• [EXERCISE DESCRIPTION]
Make a verbatim copy of all the records. Skip every image.
*** Opening DATA LISTING ***
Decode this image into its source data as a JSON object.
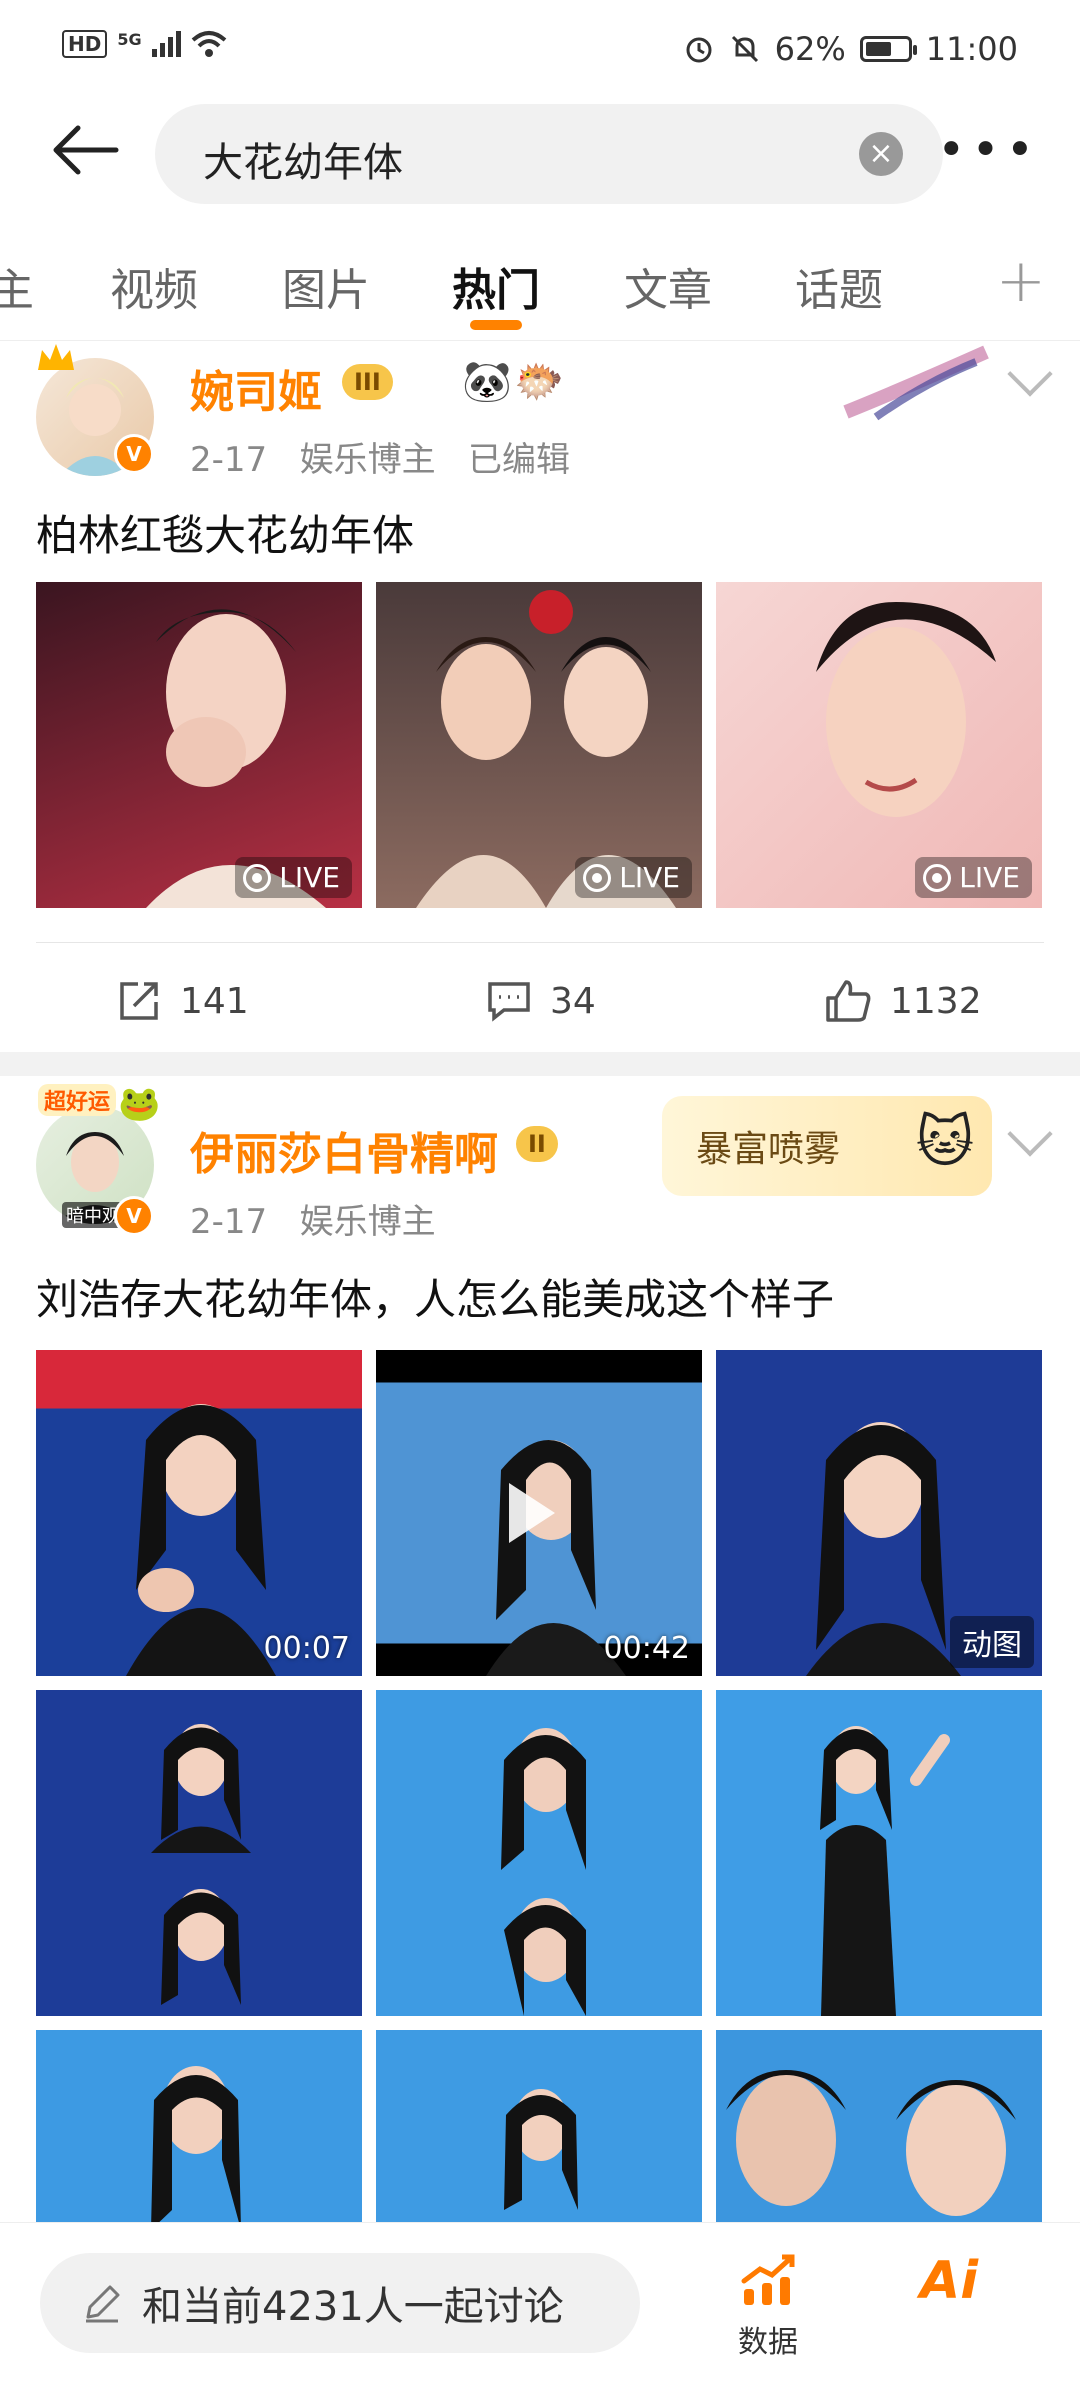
{
  "status_bar": {
    "hd": "HD",
    "network": "5G",
    "battery_text": "62%",
    "battery_level": 0.62,
    "time": "11:00"
  },
  "search": {
    "query": "大花幼年体"
  },
  "tabs": [
    {
      "label": "主",
      "active": false
    },
    {
      "label": "视频",
      "active": false
    },
    {
      "label": "图片",
      "active": false
    },
    {
      "label": "热门",
      "active": true
    },
    {
      "label": "文章",
      "active": false
    },
    {
      "label": "话题",
      "active": false
    }
  ],
  "posts": [
    {
      "username": "婉司姬",
      "level_badge": "III",
      "date": "2-17",
      "role": "娱乐博主",
      "edited": "已编辑",
      "text": "柏林红毯大花幼年体",
      "media_labels": [
        "LIVE",
        "LIVE",
        "LIVE"
      ],
      "actions": {
        "share": "141",
        "comment": "34",
        "like": "1132"
      }
    },
    {
      "username": "伊丽莎白骨精啊",
      "level_badge": "II",
      "avatar_caption": "暗中观",
      "avatar_tag": "超好运",
      "banner_text": "暴富喷雾",
      "date": "2-17",
      "role": "娱乐博主",
      "text": "刘浩存大花幼年体，人怎么能美成这个样子",
      "media_labels": [
        "00:07",
        "00:42",
        "动图"
      ]
    }
  ],
  "bottom": {
    "discuss_text": "和当前4231人一起讨论",
    "data_label": "数据",
    "ai_label": "Ai"
  },
  "colors": {
    "accent": "#ff8200",
    "background": "#ffffff"
  }
}
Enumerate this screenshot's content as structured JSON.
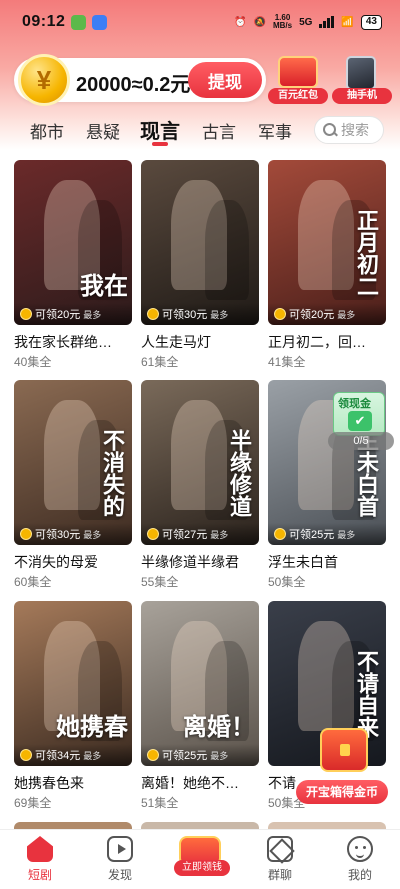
{
  "status_bar": {
    "time": "09:12",
    "net_speed_value": "1.60",
    "net_speed_unit": "MB/s",
    "network": "5G",
    "battery": "43"
  },
  "header": {
    "coin_text": "20000≈0.2元",
    "coin_symbol": "¥",
    "withdraw_label": "提现",
    "promo_redpack_label": "百元红包",
    "promo_phone_label": "抽手机"
  },
  "tabs": [
    {
      "label": "都市"
    },
    {
      "label": "悬疑"
    },
    {
      "label": "现言"
    },
    {
      "label": "古言"
    },
    {
      "label": "军事"
    }
  ],
  "active_tab": 2,
  "search": {
    "placeholder": "搜索"
  },
  "dramas": [
    {
      "title": "我在家长群绝…",
      "episodes": "40集全",
      "reward": "可领20元",
      "reward_max": "最多",
      "poster_text": "我在",
      "colors": [
        "#6b2a2a",
        "#2c1b1b"
      ]
    },
    {
      "title": "人生走马灯",
      "episodes": "61集全",
      "reward": "可领30元",
      "reward_max": "最多",
      "poster_text": "",
      "colors": [
        "#5a4a3e",
        "#1f1a16"
      ]
    },
    {
      "title": "正月初二，回…",
      "episodes": "41集全",
      "reward": "可领20元",
      "reward_max": "最多",
      "poster_text": "正月初二",
      "colors": [
        "#a34a3a",
        "#4a1f1a"
      ]
    },
    {
      "title": "不消失的母爱",
      "episodes": "60集全",
      "reward": "可领30元",
      "reward_max": "最多",
      "poster_text": "不消失的",
      "colors": [
        "#8a6a52",
        "#3e2c22"
      ]
    },
    {
      "title": "半缘修道半缘君",
      "episodes": "55集全",
      "reward": "可领27元",
      "reward_max": "最多",
      "poster_text": "半缘修道",
      "colors": [
        "#7a6a5a",
        "#2a221c"
      ]
    },
    {
      "title": "浮生未白首",
      "episodes": "50集全",
      "reward": "可领25元",
      "reward_max": "最多",
      "poster_text": "浮生未白首",
      "colors": [
        "#9aa0a6",
        "#4a4f55"
      ]
    },
    {
      "title": "她携春色来",
      "episodes": "69集全",
      "reward": "可领34元",
      "reward_max": "最多",
      "poster_text": "她携春",
      "colors": [
        "#a57a5a",
        "#3a2a20"
      ]
    },
    {
      "title": "离婚！她绝不…",
      "episodes": "51集全",
      "reward": "可领25元",
      "reward_max": "最多",
      "poster_text": "离婚！",
      "colors": [
        "#a8a29a",
        "#5a524a"
      ]
    },
    {
      "title": "不请…",
      "episodes": "50集全",
      "reward": "",
      "reward_max": "",
      "poster_text": "不请自来",
      "colors": [
        "#3a3f4a",
        "#15181e"
      ]
    }
  ],
  "widgets": {
    "claim_label": "领现金",
    "progress": "0/5",
    "treasure_label": "开宝箱得金币"
  },
  "bottom_nav": [
    {
      "label": "短剧",
      "icon": "home-icon"
    },
    {
      "label": "发现",
      "icon": "play-icon"
    },
    {
      "label": "立即领钱",
      "icon": "redpack-icon"
    },
    {
      "label": "群聊",
      "icon": "group-icon"
    },
    {
      "label": "我的",
      "icon": "profile-icon"
    }
  ],
  "accent_color": "#e8333e"
}
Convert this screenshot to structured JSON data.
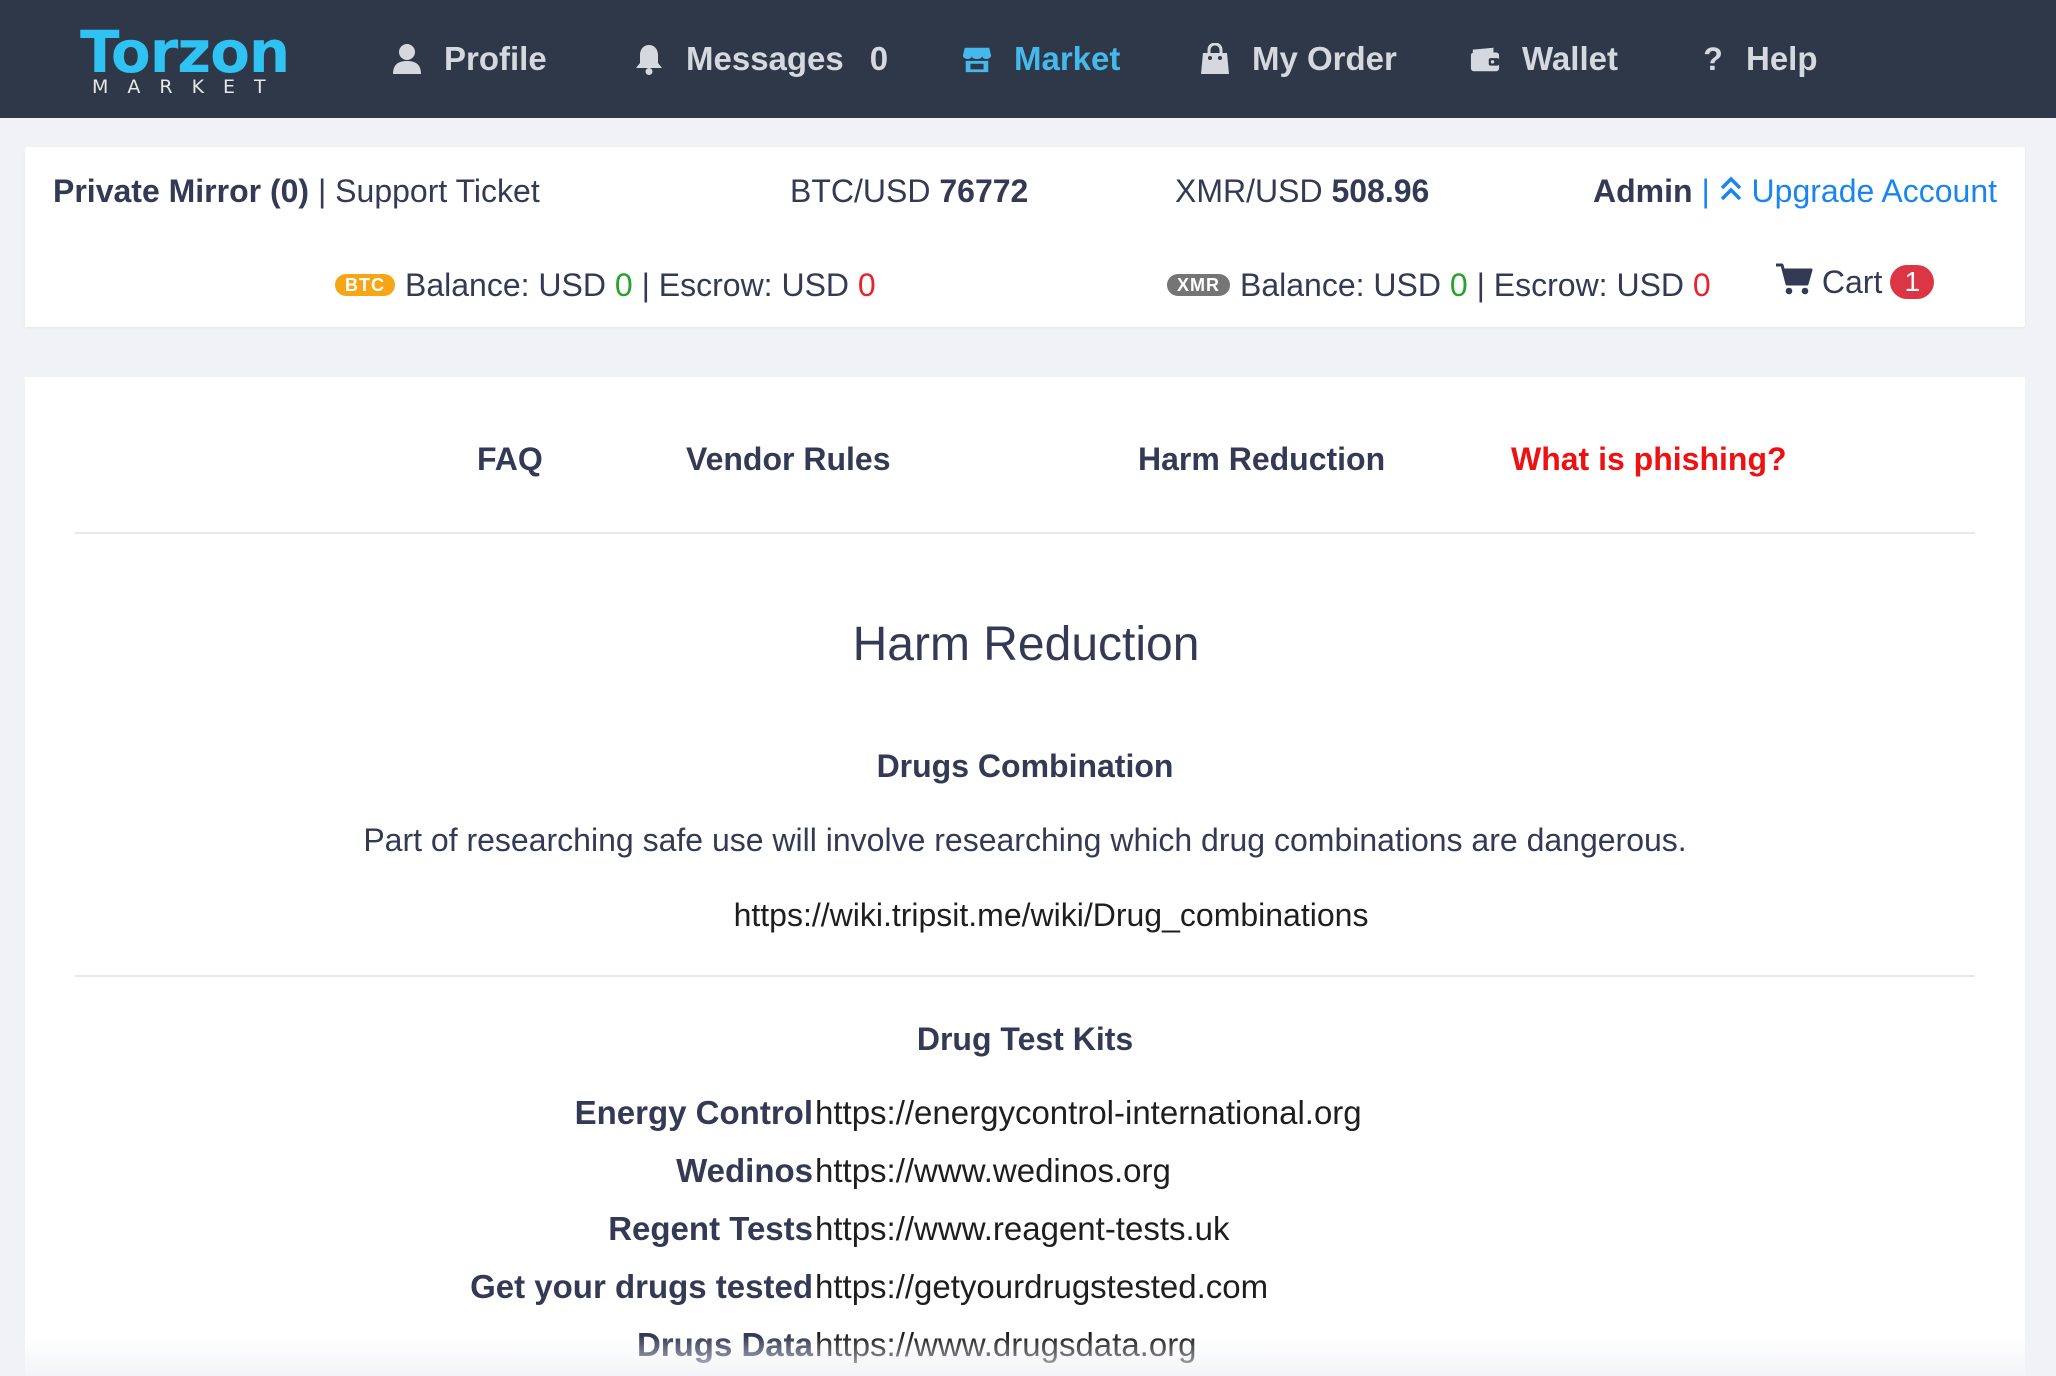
{
  "brand": {
    "name": "Torzon",
    "sub": "MARKET",
    "primary_color": "#2fc3f4"
  },
  "nav": {
    "profile": "Profile",
    "messages": "Messages",
    "messages_count": "0",
    "market": "Market",
    "my_order": "My Order",
    "wallet": "Wallet",
    "help": "Help"
  },
  "account": {
    "private_mirror": "Private Mirror (0)",
    "separator": "|",
    "support_ticket": "Support Ticket",
    "btc_usd_label": "BTC/USD",
    "btc_usd_value": "76772",
    "xmr_usd_label": "XMR/USD",
    "xmr_usd_value": "508.96",
    "admin": "Admin",
    "upgrade_account": "Upgrade Account",
    "btc_badge": "BTC",
    "xmr_badge": "XMR",
    "balance_label": "Balance: USD",
    "escrow_label": "| Escrow: USD",
    "btc_balance": "0",
    "btc_escrow": "0",
    "xmr_balance": "0",
    "xmr_escrow": "0",
    "cart_label": "Cart",
    "cart_count": "1"
  },
  "info_tabs": {
    "faq": "FAQ",
    "vendor_rules": "Vendor Rules",
    "harm_reduction": "Harm Reduction",
    "phishing": "What is phishing?"
  },
  "content": {
    "title": "Harm Reduction",
    "combination_heading": "Drugs Combination",
    "combination_text": "Part of researching safe use will involve researching which drug combinations are dangerous.",
    "combination_url": "https://wiki.tripsit.me/wiki/Drug_combinations",
    "test_kits_heading": "Drug Test Kits",
    "test_kits": [
      {
        "name": "Energy Control",
        "url": "https://energycontrol-international.org"
      },
      {
        "name": "Wedinos",
        "url": "https://www.wedinos.org"
      },
      {
        "name": "Regent Tests",
        "url": "https://www.reagent-tests.uk"
      },
      {
        "name": "Get your drugs tested",
        "url": "https://getyourdrugstested.com"
      },
      {
        "name": "Drugs Data",
        "url": "https://www.drugsdata.org"
      }
    ]
  },
  "colors": {
    "navbar_bg": "#2f3848",
    "nav_active": "#45b9ec",
    "link_blue": "#1a85f0",
    "positive_green": "#27a22a",
    "alert_red": "#e8232d",
    "btc_orange": "#f6a614",
    "xmr_gray": "#757575"
  }
}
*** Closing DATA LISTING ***
• [EXERCISE OUTPUT]
Decode this image into its source data as a JSON object.
{
  "status_bar": {
    "hd": "HD",
    "network": "5G",
    "battery_text": "62%",
    "battery_level": 0.62,
    "time": "11:00"
  },
  "search": {
    "query": "大花幼年体"
  },
  "tabs": [
    {
      "label": "主",
      "active": false
    },
    {
      "label": "视频",
      "active": false
    },
    {
      "label": "图片",
      "active": false
    },
    {
      "label": "热门",
      "active": true
    },
    {
      "label": "文章",
      "active": false
    },
    {
      "label": "话题",
      "active": false
    }
  ],
  "posts": [
    {
      "username": "婉司姬",
      "level_badge": "III",
      "date": "2-17",
      "role": "娱乐博主",
      "edited": "已编辑",
      "text": "柏林红毯大花幼年体",
      "media_labels": [
        "LIVE",
        "LIVE",
        "LIVE"
      ],
      "actions": {
        "share": "141",
        "comment": "34",
        "like": "1132"
      }
    },
    {
      "username": "伊丽莎白骨精啊",
      "level_badge": "II",
      "avatar_caption": "暗中观",
      "avatar_tag": "超好运",
      "banner_text": "暴富喷雾",
      "date": "2-17",
      "role": "娱乐博主",
      "text": "刘浩存大花幼年体，人怎么能美成这个样子",
      "media_labels": [
        "00:07",
        "00:42",
        "动图"
      ]
    }
  ],
  "bottom": {
    "discuss_text": "和当前4231人一起讨论",
    "data_label": "数据",
    "ai_label": "Ai"
  },
  "colors": {
    "accent": "#ff8200",
    "background": "#ffffff"
  }
}
Enumerate this screenshot's content as structured JSON.
{
  "status_bar": {
    "time": "09:12",
    "net_speed_value": "1.60",
    "net_speed_unit": "MB/s",
    "network": "5G",
    "battery": "43"
  },
  "header": {
    "coin_text": "20000≈0.2元",
    "coin_symbol": "¥",
    "withdraw_label": "提现",
    "promo_redpack_label": "百元红包",
    "promo_phone_label": "抽手机"
  },
  "tabs": [
    {
      "label": "都市"
    },
    {
      "label": "悬疑"
    },
    {
      "label": "现言"
    },
    {
      "label": "古言"
    },
    {
      "label": "军事"
    }
  ],
  "active_tab": 2,
  "search": {
    "placeholder": "搜索"
  },
  "dramas": [
    {
      "title": "我在家长群绝…",
      "episodes": "40集全",
      "reward": "可领20元",
      "reward_max": "最多",
      "poster_text": "我在",
      "colors": [
        "#6b2a2a",
        "#2c1b1b"
      ]
    },
    {
      "title": "人生走马灯",
      "episodes": "61集全",
      "reward": "可领30元",
      "reward_max": "最多",
      "poster_text": "",
      "colors": [
        "#5a4a3e",
        "#1f1a16"
      ]
    },
    {
      "title": "正月初二，回…",
      "episodes": "41集全",
      "reward": "可领20元",
      "reward_max": "最多",
      "poster_text": "正月初二",
      "colors": [
        "#a34a3a",
        "#4a1f1a"
      ]
    },
    {
      "title": "不消失的母爱",
      "episodes": "60集全",
      "reward": "可领30元",
      "reward_max": "最多",
      "poster_text": "不消失的",
      "colors": [
        "#8a6a52",
        "#3e2c22"
      ]
    },
    {
      "title": "半缘修道半缘君",
      "episodes": "55集全",
      "reward": "可领27元",
      "reward_max": "最多",
      "poster_text": "半缘修道",
      "colors": [
        "#7a6a5a",
        "#2a221c"
      ]
    },
    {
      "title": "浮生未白首",
      "episodes": "50集全",
      "reward": "可领25元",
      "reward_max": "最多",
      "poster_text": "浮生未白首",
      "colors": [
        "#9aa0a6",
        "#4a4f55"
      ]
    },
    {
      "title": "她携春色来",
      "episodes": "69集全",
      "reward": "可领34元",
      "reward_max": "最多",
      "poster_text": "她携春",
      "colors": [
        "#a57a5a",
        "#3a2a20"
      ]
    },
    {
      "title": "离婚！她绝不…",
      "episodes": "51集全",
      "reward": "可领25元",
      "reward_max": "最多",
      "poster_text": "离婚！",
      "colors": [
        "#a8a29a",
        "#5a524a"
      ]
    },
    {
      "title": "不请…",
      "episodes": "50集全",
      "reward": "",
      "reward_max": "",
      "poster_text": "不请自来",
      "colors": [
        "#3a3f4a",
        "#15181e"
      ]
    }
  ],
  "widgets": {
    "claim_label": "领现金",
    "progress": "0/5",
    "treasure_label": "开宝箱得金币"
  },
  "bottom_nav": [
    {
      "label": "短剧",
      "icon": "home-icon"
    },
    {
      "label": "发现",
      "icon": "play-icon"
    },
    {
      "label": "立即领钱",
      "icon": "redpack-icon"
    },
    {
      "label": "群聊",
      "icon": "group-icon"
    },
    {
      "label": "我的",
      "icon": "profile-icon"
    }
  ],
  "accent_color": "#e8333e"
}
Convert this screenshot to structured JSON data.
{
  "brand": {
    "name": "Torzon",
    "sub": "MARKET",
    "primary_color": "#2fc3f4"
  },
  "nav": {
    "profile": "Profile",
    "messages": "Messages",
    "messages_count": "0",
    "market": "Market",
    "my_order": "My Order",
    "wallet": "Wallet",
    "help": "Help"
  },
  "account": {
    "private_mirror": "Private Mirror (0)",
    "separator": "|",
    "support_ticket": "Support Ticket",
    "btc_usd_label": "BTC/USD",
    "btc_usd_value": "76772",
    "xmr_usd_label": "XMR/USD",
    "xmr_usd_value": "508.96",
    "admin": "Admin",
    "upgrade_account": "Upgrade Account",
    "btc_badge": "BTC",
    "xmr_badge": "XMR",
    "balance_label": "Balance: USD",
    "escrow_label": "| Escrow: USD",
    "btc_balance": "0",
    "btc_escrow": "0",
    "xmr_balance": "0",
    "xmr_escrow": "0",
    "cart_label": "Cart",
    "cart_count": "1"
  },
  "info_tabs": {
    "faq": "FAQ",
    "vendor_rules": "Vendor Rules",
    "harm_reduction": "Harm Reduction",
    "phishing": "What is phishing?"
  },
  "content": {
    "title": "Harm Reduction",
    "combination_heading": "Drugs Combination",
    "combination_text": "Part of researching safe use will involve researching which drug combinations are dangerous.",
    "combination_url": "https://wiki.tripsit.me/wiki/Drug_combinations",
    "test_kits_heading": "Drug Test Kits",
    "test_kits": [
      {
        "name": "Energy Control",
        "url": "https://energycontrol-international.org"
      },
      {
        "name": "Wedinos",
        "url": "https://www.wedinos.org"
      },
      {
        "name": "Regent Tests",
        "url": "https://www.reagent-tests.uk"
      },
      {
        "name": "Get your drugs tested",
        "url": "https://getyourdrugstested.com"
      },
      {
        "name": "Drugs Data",
        "url": "https://www.drugsdata.org"
      }
    ]
  },
  "colors": {
    "navbar_bg": "#2f3848",
    "nav_active": "#45b9ec",
    "link_blue": "#1a85f0",
    "positive_green": "#27a22a",
    "alert_red": "#e8232d",
    "btc_orange": "#f6a614",
    "xmr_gray": "#757575"
  }
}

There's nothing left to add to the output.